    Transfer Function Parameter and Required Recoding Time: (a) First Order System SR with respect to Time Constant, (b) First Order System
Required Recoding Time with respect to Bias Error, (c) Second Order System SR with respect to Damping Ratio, (d) Second Order System
Required Recoding Time with respect to Bias Error.
  • [Fig. 2.] Identification of the Easting Position Error Transfer Function: (a) Ensemble Average, (b) Nonlinear Least Square Fitting with respect to PSD, (c) Bode Diagram of the Identified Transfer Function, (d) Comparison Real Data and Linear Simulation of ID
    Identification of the Easting Position Error Transfer Function: (a) Ensemble Average, (b) Nonlinear Least Square Fitting with respect to PSD, (c)
Bode Diagram of the Identified Transfer Function, (d) Comparison Real Data and Linear Simulation of ID
  • [Table 1.] Summary of the GPS Position Error Model
    Summary of the GPS Position Error Model
  • [Table 2.] Summary of the Model Parameters of 1st Order Transfer Function
    Summary of the Model Parameters of 1st Order Transfer Function
  • [Fig. 3.] Ensemble Average of 25 Data Set of Velocity Error PSD.
    Ensemble Average of 25 Data Set of Velocity Error PSD.
  • [Fig. 4.] Simulation Results: (a) Position Estimation, (b) Velocity Estimation, (c) Acceleration Estimation, (d) Kalman Gain.

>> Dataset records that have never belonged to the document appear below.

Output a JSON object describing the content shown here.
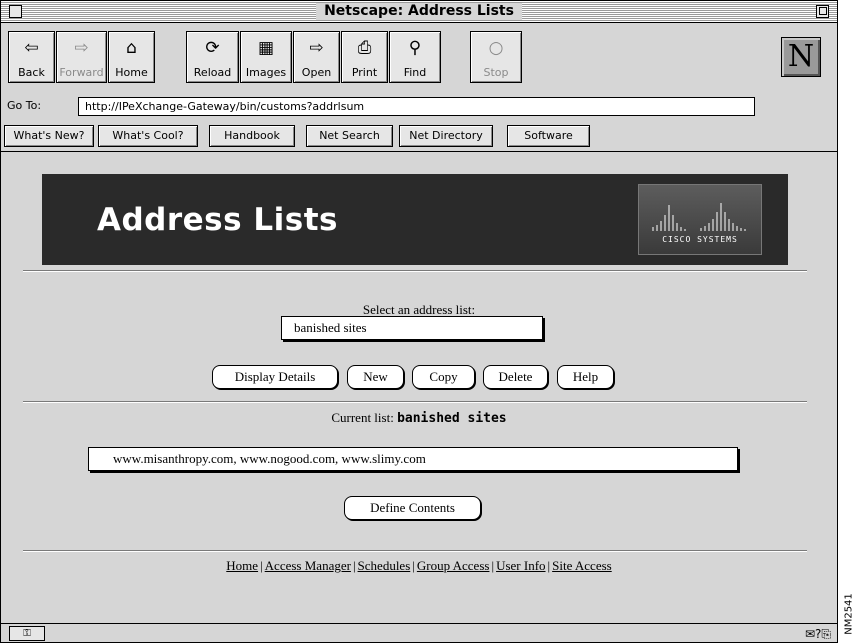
{
  "window": {
    "title": "Netscape: Address Lists"
  },
  "toolbar": {
    "back": {
      "label": "Back",
      "icon": "back-arrow-icon",
      "glyph": "⇦"
    },
    "forward": {
      "label": "Forward",
      "icon": "forward-arrow-icon",
      "glyph": "⇨"
    },
    "home": {
      "label": "Home",
      "icon": "home-icon",
      "glyph": "⌂"
    },
    "reload": {
      "label": "Reload",
      "icon": "reload-icon",
      "glyph": "⟳"
    },
    "images": {
      "label": "Images",
      "icon": "images-icon",
      "glyph": "▦"
    },
    "open": {
      "label": "Open",
      "icon": "open-icon",
      "glyph": "⇨"
    },
    "print": {
      "label": "Print",
      "icon": "printer-icon",
      "glyph": "⎙"
    },
    "find": {
      "label": "Find",
      "icon": "find-icon",
      "glyph": "⚲"
    },
    "stop": {
      "label": "Stop",
      "icon": "stop-icon",
      "glyph": "○"
    },
    "logo": "N"
  },
  "location": {
    "label": "Go To:",
    "url": "http://IPeXchange-Gateway/bin/customs?addrlsum"
  },
  "directory_buttons": [
    "What's New?",
    "What's Cool?",
    "Handbook",
    "Net Search",
    "Net Directory",
    "Software"
  ],
  "banner": {
    "title": "Address Lists",
    "logo_text": "CISCO SYSTEMS"
  },
  "select": {
    "prompt": "Select an address list:",
    "value": "banished sites"
  },
  "buttons": {
    "display_details": "Display Details",
    "new": "New",
    "copy": "Copy",
    "delete": "Delete",
    "help": "Help"
  },
  "current": {
    "prefix": "Current list:",
    "name": "banished sites",
    "contents": "www.misanthropy.com, www.nogood.com, www.slimy.com"
  },
  "define_contents": "Define Contents",
  "footer_links": [
    "Home",
    "Access Manager",
    "Schedules",
    "Group Access",
    "User Info",
    "Site Access"
  ],
  "statusbar": {
    "security_icon": "broken-key-icon",
    "right_glyphs": "✉?⎘"
  },
  "side_label": "NM2541",
  "colors": {
    "window_bg": "#d6d6d6",
    "banner_bg": "#2a2a2a",
    "field_bg": "#ffffff"
  }
}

    Simulation Results: (a) Position Estimation, (b) Velocity Estimation, (c) Acceleration Estimation, (d) Kalman Gain.